Voluntary Taxes? Obama Will 'Ask the Rich' to Pay More, Claims New York Times

Sunday’s lead New York Times story by White House correspondent Jackie Calmes pushed the president’s new plan to raise taxes on “the wealthy.” The president, in what the Times seems to think is a bright idea, is calling his proposal the “Buffett rule,” after the billionaire who made waves with his complaint, printed in the Times, that uber-wealthy investors like him were not being taxed enough. Here is the stack of headlines: “Obama Tax Plan Would Ask More Of Millionaires – Called ‘Buffett Rule’ – Populist Sales Pitch to Press the G.O.P. in Budget Talks.”

Why write “Ask More of Millionaires”? Are these tax increases going to be voluntary?

President Obama on Monday will call for a new minimum tax rate for individuals making more than $1 million a year to ensure that they pay at least the same percentage of their earnings as middle-income taxpayers, according to administration officials.

....

Mr. Obama, in a bit of political salesmanship, will call his proposal the “Buffett Rule,” in a reference to Warren E. Buffett, the billionaire investor who has complained repeatedly that the richest Americans generally pay a smaller share of their income in federal taxes than do middle-income workers, because investment gains are taxed at a lower rate than wages.

Mr. Obama will not specify a rate or other details, and it is unclear how much revenue his plan would raise. But his idea of a millionaires’ minimum tax will be prominent in the broad plan for long-term deficit reduction that he will outline at the White House on Monday.

Mr. Obama’s proposal is certain to draw opposition from Republicans, who have staunchly opposed raising taxes on the affluent because, they say, it would discourage investment. It could also invite scrutiny from some economists who have disputed Mr. Buffett’s assertion that the megarich pay a lower tax rate over all. Mr. Buffett’s critics say many of the rich actually make more from wages than from investments.
 

Note this paragraph, because you’ll see it again:


The Obama proposal has little chance of becoming law unless Republican lawmakers bend. But by focusing on the wealthiest Americans, the president is sharpening the contrast between Republicans and Democrats with a theme he can carry into his bid for re-election in 2012.

Calmes at least challenged the Buffett premise:

In 2007, when Mr. Buffett made news with his complaints about tax inequities, N. Gregory Mankiw, an economics professor at Harvard who was an adviser to President George W. Bush, disputed Mr. Buffett.
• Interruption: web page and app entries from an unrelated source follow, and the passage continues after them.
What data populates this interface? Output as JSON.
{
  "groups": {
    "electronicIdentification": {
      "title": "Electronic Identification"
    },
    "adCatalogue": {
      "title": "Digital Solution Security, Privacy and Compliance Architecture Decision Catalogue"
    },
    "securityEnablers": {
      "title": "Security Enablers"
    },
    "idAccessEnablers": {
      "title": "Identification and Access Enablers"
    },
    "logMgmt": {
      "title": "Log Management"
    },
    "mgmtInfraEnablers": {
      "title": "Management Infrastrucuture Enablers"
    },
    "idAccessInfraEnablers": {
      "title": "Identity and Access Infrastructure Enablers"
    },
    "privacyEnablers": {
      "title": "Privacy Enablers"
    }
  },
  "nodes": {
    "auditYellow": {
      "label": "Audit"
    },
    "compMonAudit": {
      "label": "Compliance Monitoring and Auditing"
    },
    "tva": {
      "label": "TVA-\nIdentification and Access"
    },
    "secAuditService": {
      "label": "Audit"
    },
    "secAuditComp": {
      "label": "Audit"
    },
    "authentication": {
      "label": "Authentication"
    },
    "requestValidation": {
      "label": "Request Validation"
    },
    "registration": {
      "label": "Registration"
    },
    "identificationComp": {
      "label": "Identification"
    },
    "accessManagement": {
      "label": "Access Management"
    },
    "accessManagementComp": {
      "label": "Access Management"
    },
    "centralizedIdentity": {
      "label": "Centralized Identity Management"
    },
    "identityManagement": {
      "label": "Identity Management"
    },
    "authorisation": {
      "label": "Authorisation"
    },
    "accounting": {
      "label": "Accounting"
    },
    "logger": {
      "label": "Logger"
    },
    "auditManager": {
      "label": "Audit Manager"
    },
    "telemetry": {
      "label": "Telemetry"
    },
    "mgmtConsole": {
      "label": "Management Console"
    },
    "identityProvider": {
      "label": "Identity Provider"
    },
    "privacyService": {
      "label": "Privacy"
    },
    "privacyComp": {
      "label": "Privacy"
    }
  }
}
Mr. Mankiw, who now advises Mitt Romney, the Republican presidential candidate, said that unlike Mr. Buffett and others who live on investment income taxed at 15 percent, millionaires typically pay the 35 percent marginal rate on their salaries, bonuses and business income. Even Mr. Buffett probably paid a higher effective rate than he claimed, Mr. Mankiw added, because much of his income came from corporate income that had been taxed before it was paid out to individuals.
 

Monday’s lead story by Helene Cooper had more details of Obama’s tax hikes on “the wealthy,” and repeated the silly “Ask the Rich” formulation: “President’s Plan On Deficit Mixes Cuts And Taxes – Foes See Class Warfare – Trimming Entitlements and Asking the Rich to Pay More.”
 

Mr. Obama’s proposal is certain to receive sharp criticism from Congressional Republicans, who on Sunday were already taking apart one element of the proposal that the administration let out early: the so-called Buffett Rule. The rule -- named for the billionaire investor Warren E. Buffett, who has complained that he is taxed at a lower rate than his employees -- calls for a new minimum tax rate for individuals making more than $1 million a year to ensure that they pay at least the same percentage of their earnings as middle-income taxpayers.

That proposal, which was disclosed on Saturday, was met with derision Sunday by Republican lawmakers, who said it amounted to “class warfare” and a political tactic intended to portray his opponents as indifferent to the hardships facing middle-class Americans.

Then Cooper demonstrated that both great minds and Times reporters think alike, as a paragraph in her article -- in bold below -- was identical to one that appeared in Calmes’s story on Sunday. (Perhaps it was inserted by a copy editor.)

Liberal-leaning organizations were rallying behind Mr. Obama’s proposals on Sunday.

“The report that the president is planning to ask millionaires and billionaires to pay taxes at a higher rate than their secretaries pay is welcome news that will be wildly popular with voters,” said Roger Hickey, co-director of the Campaign for America’s Future, a progressive center, in a statement. “We applaud the president for heeding the advice from progressives that he go big on his jobs plan.”

The Obama proposal has little chance of becoming law unless Republican lawmakers bend. But by focusing on the wealthiest Americans, the president is sharpening the contrast between Republicans and Democrats with a theme he can carry into his bid for re-election in 2012.

Clay Waters
Clay Waters was director of Times Watch, a former project of the Media Research Center . Read more: http://archive.newsbusters.org/bios/clay-waters.html#ixzz3CdgxLFgQ